‘The theory of mechanism design seeks to understand how resources can be allocated in socially effective ways, even when the information needed to perform the task is spread among many individuals,’ said Phil Reny, Chair of Economics.

Roger Myerson wins 2007 Nobel Memorial Prize in Economics,” University of Chicago, 15 October 2007.


We subsequently wrote a joint piece on state-building and national security priorities in a Sunday edition of the Wall Street Journal and have since stayed in touch.



Roger has kept writing on important topics (see his recent piece in The Hill, linked below). I am looking forward to more joint projects as our nation moves toward policies that better safeguard our national security and public health in a time of global pandemic. (Incidentally, both Roger and I are also fans of good sci-fi writing.)

I hope you will take time to listen to Dr. Myerson’s endorsement and his Nobel acceptance speech.

Dr. Roger Myerson Endorses Kael Weston for Congress




This campaign has always been about the big changes we need in our state and country, starting November 3rd. Professor Roger Myerson is a true national and global asset. I am honored to have his support.

Thank each of you, as well. Every dollar and every hour of volunteer work and spreading word about our campaign moves us closer to our shared goal: overdue and urgent democratic accountability this election—and the beginning of a better future in these anxious times.

Toxic Trumpism needs to depart our White House. And collaborating Trumpists, like Chris Stewart, need to be voted out of office. Then, I believe, we will see a new and more positive political dawn, one we will not take for granted.

Until then our task this election year remains. Abraham Lincoln perhaps put it best:

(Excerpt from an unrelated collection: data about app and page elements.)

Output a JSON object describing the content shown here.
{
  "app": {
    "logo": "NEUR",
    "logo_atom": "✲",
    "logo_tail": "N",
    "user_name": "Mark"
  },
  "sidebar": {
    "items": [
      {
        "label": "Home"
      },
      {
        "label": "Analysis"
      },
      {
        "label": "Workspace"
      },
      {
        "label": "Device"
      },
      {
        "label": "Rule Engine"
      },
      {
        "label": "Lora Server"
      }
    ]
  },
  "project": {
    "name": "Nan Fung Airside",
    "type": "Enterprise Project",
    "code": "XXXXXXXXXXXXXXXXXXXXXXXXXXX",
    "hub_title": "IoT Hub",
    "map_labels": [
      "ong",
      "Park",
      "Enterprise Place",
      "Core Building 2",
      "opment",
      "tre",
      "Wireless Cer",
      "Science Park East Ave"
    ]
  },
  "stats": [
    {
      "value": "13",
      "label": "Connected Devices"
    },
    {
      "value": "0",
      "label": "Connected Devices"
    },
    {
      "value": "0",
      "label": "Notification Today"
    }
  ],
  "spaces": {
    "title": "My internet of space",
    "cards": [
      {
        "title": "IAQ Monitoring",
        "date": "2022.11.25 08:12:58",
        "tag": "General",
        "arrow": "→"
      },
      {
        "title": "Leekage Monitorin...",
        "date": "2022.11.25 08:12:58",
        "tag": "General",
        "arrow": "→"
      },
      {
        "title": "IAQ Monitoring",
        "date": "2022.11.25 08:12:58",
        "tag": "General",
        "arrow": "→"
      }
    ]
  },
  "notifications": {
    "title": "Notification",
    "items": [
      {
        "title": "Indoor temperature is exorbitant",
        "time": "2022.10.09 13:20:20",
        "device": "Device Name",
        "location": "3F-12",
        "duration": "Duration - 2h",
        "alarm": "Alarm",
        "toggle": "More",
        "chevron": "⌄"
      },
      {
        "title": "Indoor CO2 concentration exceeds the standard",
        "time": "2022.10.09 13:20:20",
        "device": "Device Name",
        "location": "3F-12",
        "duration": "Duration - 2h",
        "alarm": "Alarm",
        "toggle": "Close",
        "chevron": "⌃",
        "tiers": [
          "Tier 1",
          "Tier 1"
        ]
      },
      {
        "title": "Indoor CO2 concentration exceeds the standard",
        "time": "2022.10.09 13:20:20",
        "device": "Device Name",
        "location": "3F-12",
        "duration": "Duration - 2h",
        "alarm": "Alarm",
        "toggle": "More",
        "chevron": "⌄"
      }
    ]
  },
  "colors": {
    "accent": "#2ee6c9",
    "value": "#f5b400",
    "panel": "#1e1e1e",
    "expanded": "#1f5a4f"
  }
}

“We the people are the rightful masters of both Congress and the courts, not to overthrow the Constitution but to overthrow the men who pervert the Constitution.”


Kael Weston